(Excerpts from an interface dataset)
- - - -

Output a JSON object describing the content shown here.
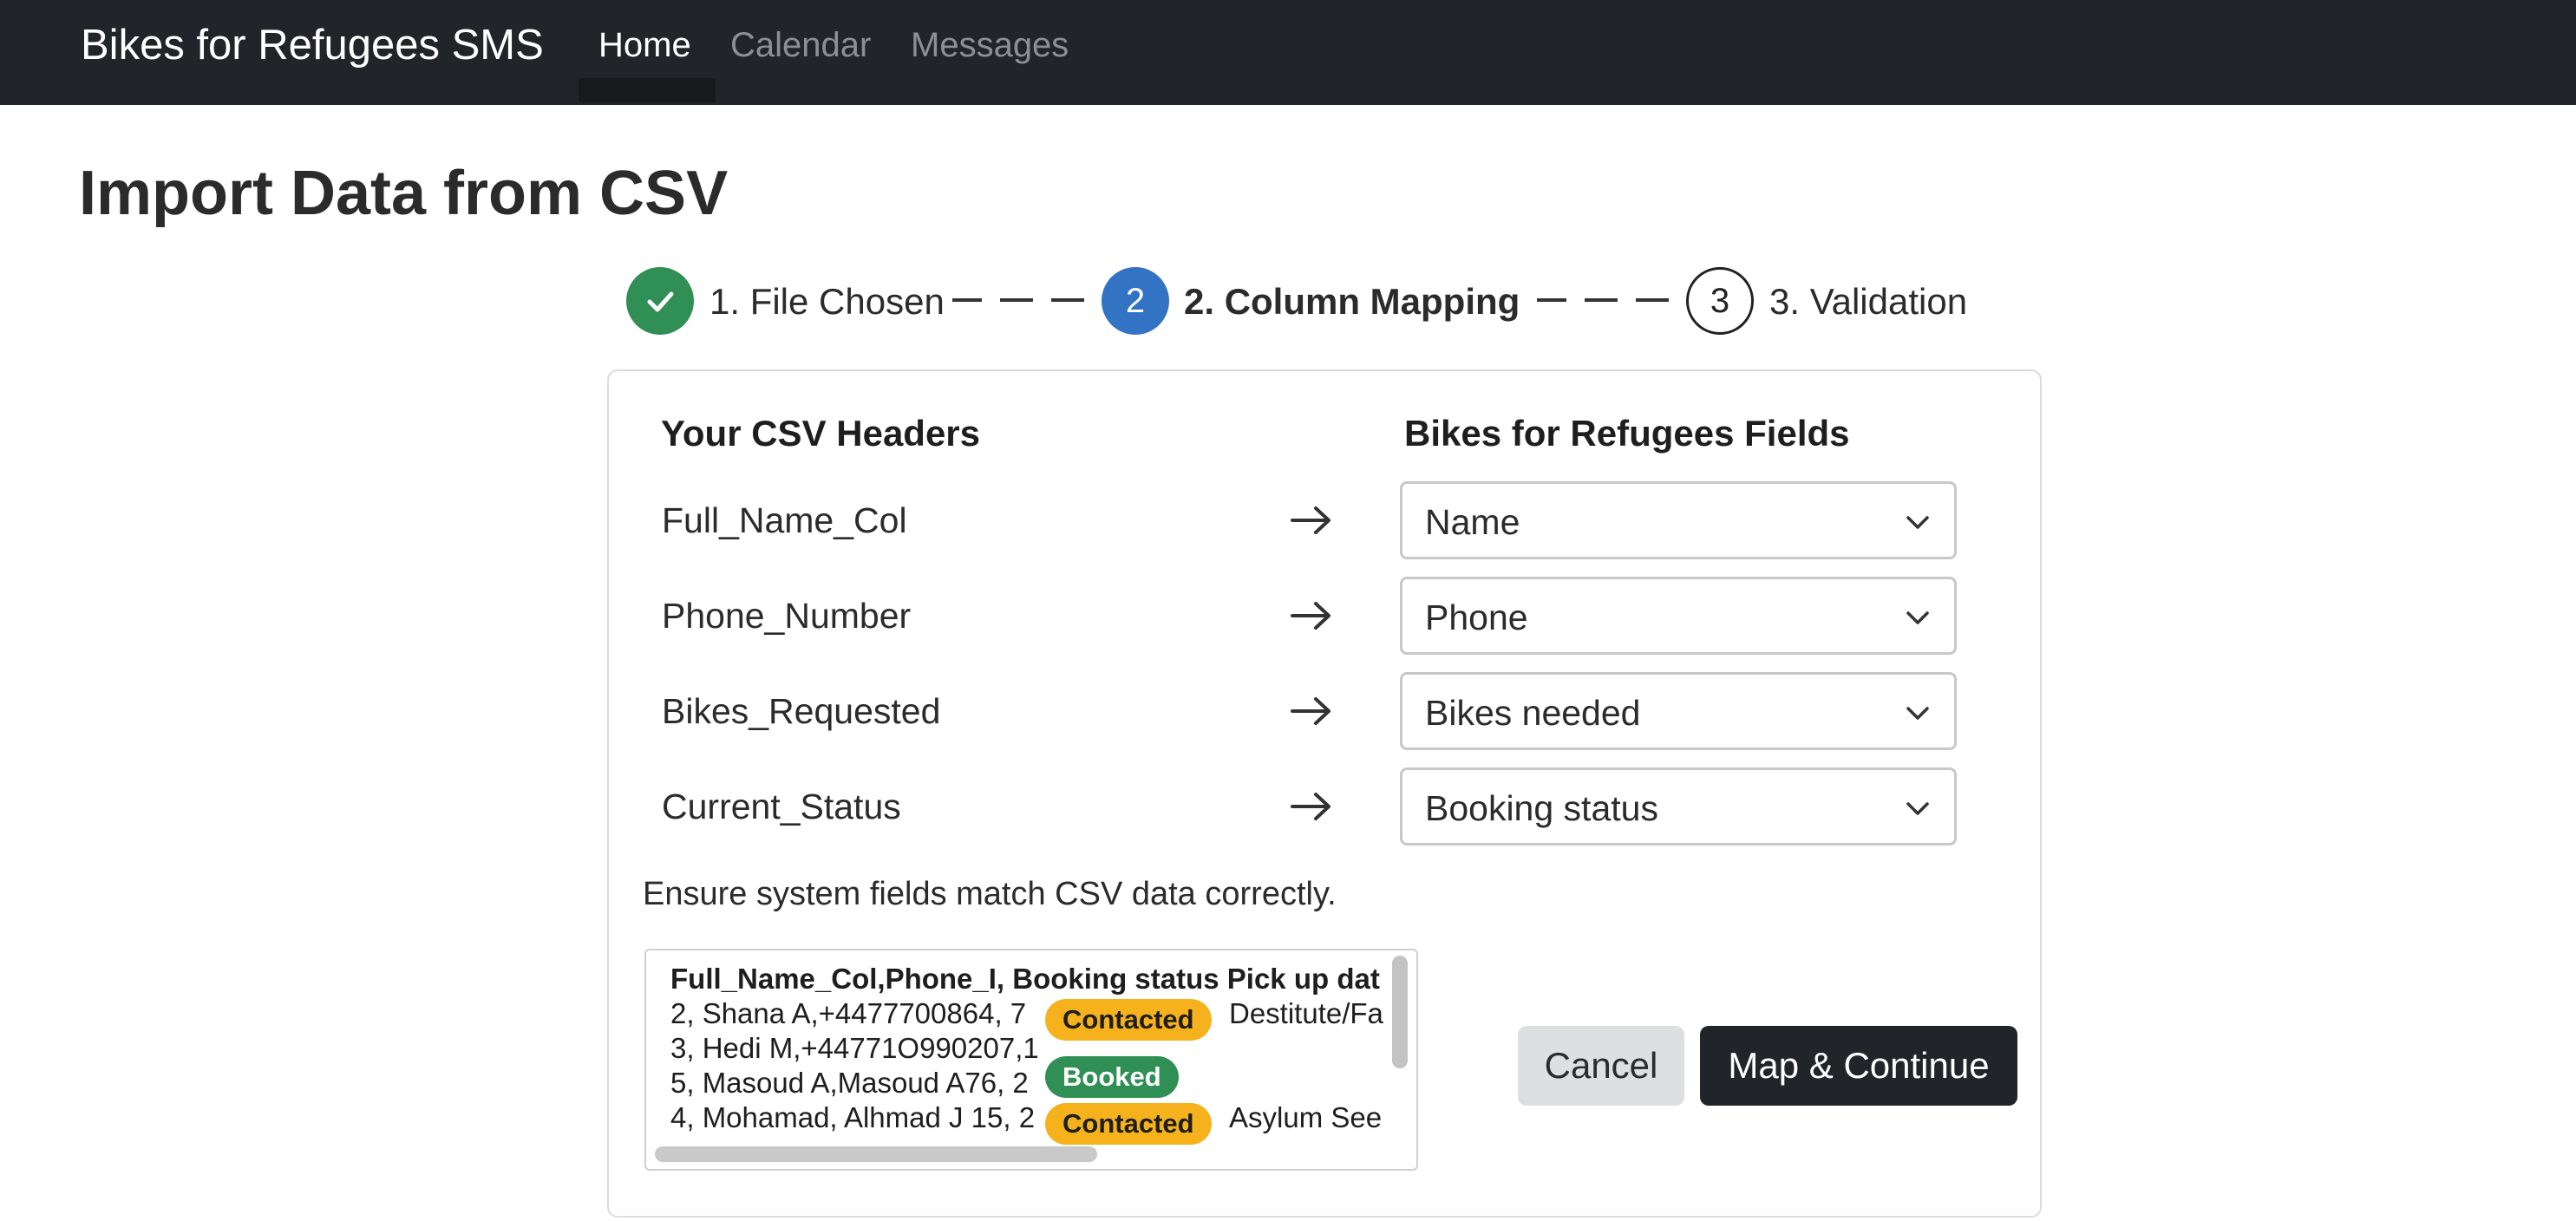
{
  "navbar": {
    "brand": "Bikes for Refugees SMS",
    "links": [
      {
        "label": "Home",
        "active": true
      },
      {
        "label": "Calendar",
        "active": false
      },
      {
        "label": "Messages",
        "active": false
      }
    ]
  },
  "page": {
    "title": "Import Data from CSV"
  },
  "stepper": {
    "steps": [
      {
        "number": "1",
        "label": "1. File Chosen",
        "state": "done"
      },
      {
        "number": "2",
        "label": "2. Column Mapping",
        "state": "active"
      },
      {
        "number": "3",
        "label": "3. Validation",
        "state": "todo"
      }
    ]
  },
  "mapping": {
    "left_header": "Your CSV Headers",
    "right_header": "Bikes for Refugees Fields",
    "rows": [
      {
        "csv_header": "Full_Name_Col",
        "field": "Name"
      },
      {
        "csv_header": "Phone_Number",
        "field": "Phone"
      },
      {
        "csv_header": "Bikes_Requested",
        "field": "Bikes needed"
      },
      {
        "csv_header": "Current_Status",
        "field": "Booking status"
      }
    ],
    "hint": "Ensure system fields match CSV data correctly."
  },
  "preview": {
    "header": "Full_Name_Col,Phone_I, Booking status Pick up dat",
    "rows": [
      {
        "text": "2, Shana A,+4477700864, 7",
        "badge": "Contacted",
        "trail": "Destitute/Fa"
      },
      {
        "text": "3, Hedi M,+44771O990207,1",
        "badge": "",
        "trail": ""
      },
      {
        "text": "5, Masoud A,Masoud A76, 2",
        "badge": "Booked",
        "trail": ""
      },
      {
        "text": "4, Mohamad, Alhmad J 15, 2",
        "badge": "Contacted",
        "trail": "Asylum See"
      }
    ]
  },
  "actions": {
    "cancel_label": "Cancel",
    "continue_label": "Map & Continue"
  },
  "colors": {
    "navbar": "#212529",
    "step_done": "#2f8f55",
    "step_active": "#3373c4",
    "badge_contacted": "#f6b21d",
    "badge_booked": "#2f8f55",
    "primary_button": "#212529"
  }
}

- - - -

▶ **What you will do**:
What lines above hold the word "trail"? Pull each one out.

▶ **Expected output**:
        "trail": "Destitute/Fa"
        "trail": ""
        "trail": ""
        "trail": "Asylum See"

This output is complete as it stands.